PROBLEM STATEMENT
What you return should be every line below, word for word, and none of the images.

[AVAILABLE DATA]

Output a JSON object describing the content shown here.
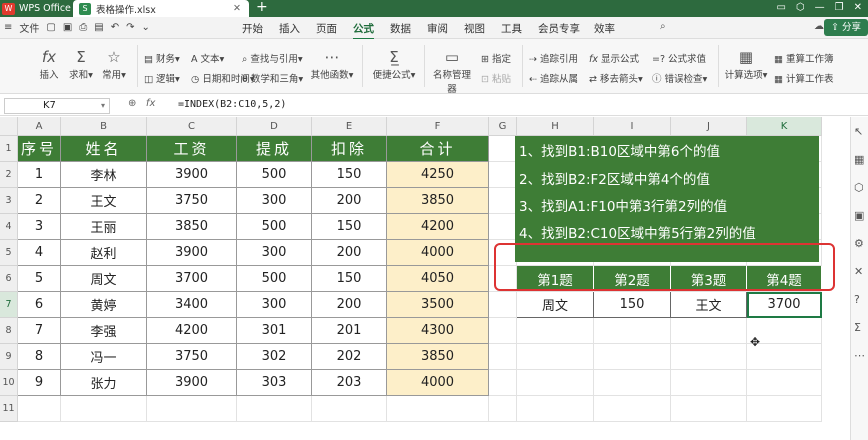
{
  "titlebar": {
    "app_name": "WPS Office",
    "doc_tab": "表格操作.xlsx"
  },
  "menu": {
    "file": "文件"
  },
  "ribbon_tabs": [
    "开始",
    "插入",
    "页面",
    "公式",
    "数据",
    "审阅",
    "视图",
    "工具",
    "会员专享",
    "效率"
  ],
  "share": "分享",
  "toolbar": {
    "insert_fn": "插入",
    "sum": "求和",
    "common": "常用",
    "finance": "财务",
    "logic": "逻辑",
    "text": "文本",
    "datetime": "日期和时间",
    "lookup": "查找与引用",
    "math": "数学和三角",
    "other": "其他函数",
    "convenience": "便捷公式",
    "name_mgr": "名称管理器",
    "specify": "指定",
    "paste": "粘贴",
    "trace_prec": "追踪引用",
    "trace_dep": "追踪从属",
    "show_formula": "显示公式",
    "remove_arrow": "移去箭头",
    "eval": "公式求值",
    "err_check": "错误检查",
    "calc_opts": "计算选项",
    "recalc": "重算工作簿",
    "calc_sheet": "计算工作表"
  },
  "formula_bar": {
    "cell_ref": "K7",
    "formula": "=INDEX(B2:C10,5,2)"
  },
  "columns": [
    "A",
    "B",
    "C",
    "D",
    "E",
    "F",
    "G",
    "H",
    "I",
    "J",
    "K"
  ],
  "rows": [
    "1",
    "2",
    "3",
    "4",
    "5",
    "6",
    "7",
    "8",
    "9",
    "10",
    "11"
  ],
  "table": {
    "headers": [
      "序号",
      "姓名",
      "工资",
      "提成",
      "扣除",
      "合计"
    ],
    "data": [
      [
        "1",
        "李林",
        "3900",
        "500",
        "150",
        "4250"
      ],
      [
        "2",
        "王文",
        "3750",
        "300",
        "200",
        "3850"
      ],
      [
        "3",
        "王丽",
        "3850",
        "500",
        "150",
        "4200"
      ],
      [
        "4",
        "赵利",
        "3900",
        "300",
        "200",
        "4000"
      ],
      [
        "5",
        "周文",
        "3700",
        "500",
        "150",
        "4050"
      ],
      [
        "6",
        "黄婷",
        "3400",
        "300",
        "200",
        "3500"
      ],
      [
        "7",
        "李强",
        "4200",
        "301",
        "201",
        "4300"
      ],
      [
        "8",
        "冯一",
        "3750",
        "302",
        "202",
        "3850"
      ],
      [
        "9",
        "张力",
        "3900",
        "303",
        "203",
        "4000"
      ]
    ]
  },
  "questions": [
    "1、找到B1:B10区域中第6个的值",
    "2、找到B2:F2区域中第4个的值",
    "3、找到A1:F10中第3行第2列的值",
    "4、找到B2:C10区域中第5行第2列的值"
  ],
  "answers": {
    "headers": [
      "第1题",
      "第2题",
      "第3题",
      "第4题"
    ],
    "values": [
      "周文",
      "150",
      "王文",
      "3700"
    ]
  },
  "colors": {
    "header_green": "#3e7d36",
    "total_yellow": "#fdefc9",
    "highlight_red": "#d33"
  }
}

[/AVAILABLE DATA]

EXERCISE OUTPUT
Output a JSON object describing the content shown here.
{
  "titlebar": {
    "app_name": "WPS Office",
    "doc_tab": "表格操作.xlsx"
  },
  "menu": {
    "file": "文件"
  },
  "ribbon_tabs": [
    "开始",
    "插入",
    "页面",
    "公式",
    "数据",
    "审阅",
    "视图",
    "工具",
    "会员专享",
    "效率"
  ],
  "share": "分享",
  "toolbar": {
    "insert_fn": "插入",
    "sum": "求和",
    "common": "常用",
    "finance": "财务",
    "logic": "逻辑",
    "text": "文本",
    "datetime": "日期和时间",
    "lookup": "查找与引用",
    "math": "数学和三角",
    "other": "其他函数",
    "convenience": "便捷公式",
    "name_mgr": "名称管理器",
    "specify": "指定",
    "paste": "粘贴",
    "trace_prec": "追踪引用",
    "trace_dep": "追踪从属",
    "show_formula": "显示公式",
    "remove_arrow": "移去箭头",
    "eval": "公式求值",
    "err_check": "错误检查",
    "calc_opts": "计算选项",
    "recalc": "重算工作簿",
    "calc_sheet": "计算工作表"
  },
  "formula_bar": {
    "cell_ref": "K7",
    "formula": "=INDEX(B2:C10,5,2)"
  },
  "columns": [
    "A",
    "B",
    "C",
    "D",
    "E",
    "F",
    "G",
    "H",
    "I",
    "J",
    "K"
  ],
  "rows": [
    "1",
    "2",
    "3",
    "4",
    "5",
    "6",
    "7",
    "8",
    "9",
    "10",
    "11"
  ],
  "table": {
    "headers": [
      "序号",
      "姓名",
      "工资",
      "提成",
      "扣除",
      "合计"
    ],
    "data": [
      [
        "1",
        "李林",
        "3900",
        "500",
        "150",
        "4250"
      ],
      [
        "2",
        "王文",
        "3750",
        "300",
        "200",
        "3850"
      ],
      [
        "3",
        "王丽",
        "3850",
        "500",
        "150",
        "4200"
      ],
      [
        "4",
        "赵利",
        "3900",
        "300",
        "200",
        "4000"
      ],
      [
        "5",
        "周文",
        "3700",
        "500",
        "150",
        "4050"
      ],
      [
        "6",
        "黄婷",
        "3400",
        "300",
        "200",
        "3500"
      ],
      [
        "7",
        "李强",
        "4200",
        "301",
        "201",
        "4300"
      ],
      [
        "8",
        "冯一",
        "3750",
        "302",
        "202",
        "3850"
      ],
      [
        "9",
        "张力",
        "3900",
        "303",
        "203",
        "4000"
      ]
    ]
  },
  "questions": [
    "1、找到B1:B10区域中第6个的值",
    "2、找到B2:F2区域中第4个的值",
    "3、找到A1:F10中第3行第2列的值",
    "4、找到B2:C10区域中第5行第2列的值"
  ],
  "answers": {
    "headers": [
      "第1题",
      "第2题",
      "第3题",
      "第4题"
    ],
    "values": [
      "周文",
      "150",
      "王文",
      "3700"
    ]
  },
  "colors": {
    "header_green": "#3e7d36",
    "total_yellow": "#fdefc9",
    "highlight_red": "#d33"
  }
}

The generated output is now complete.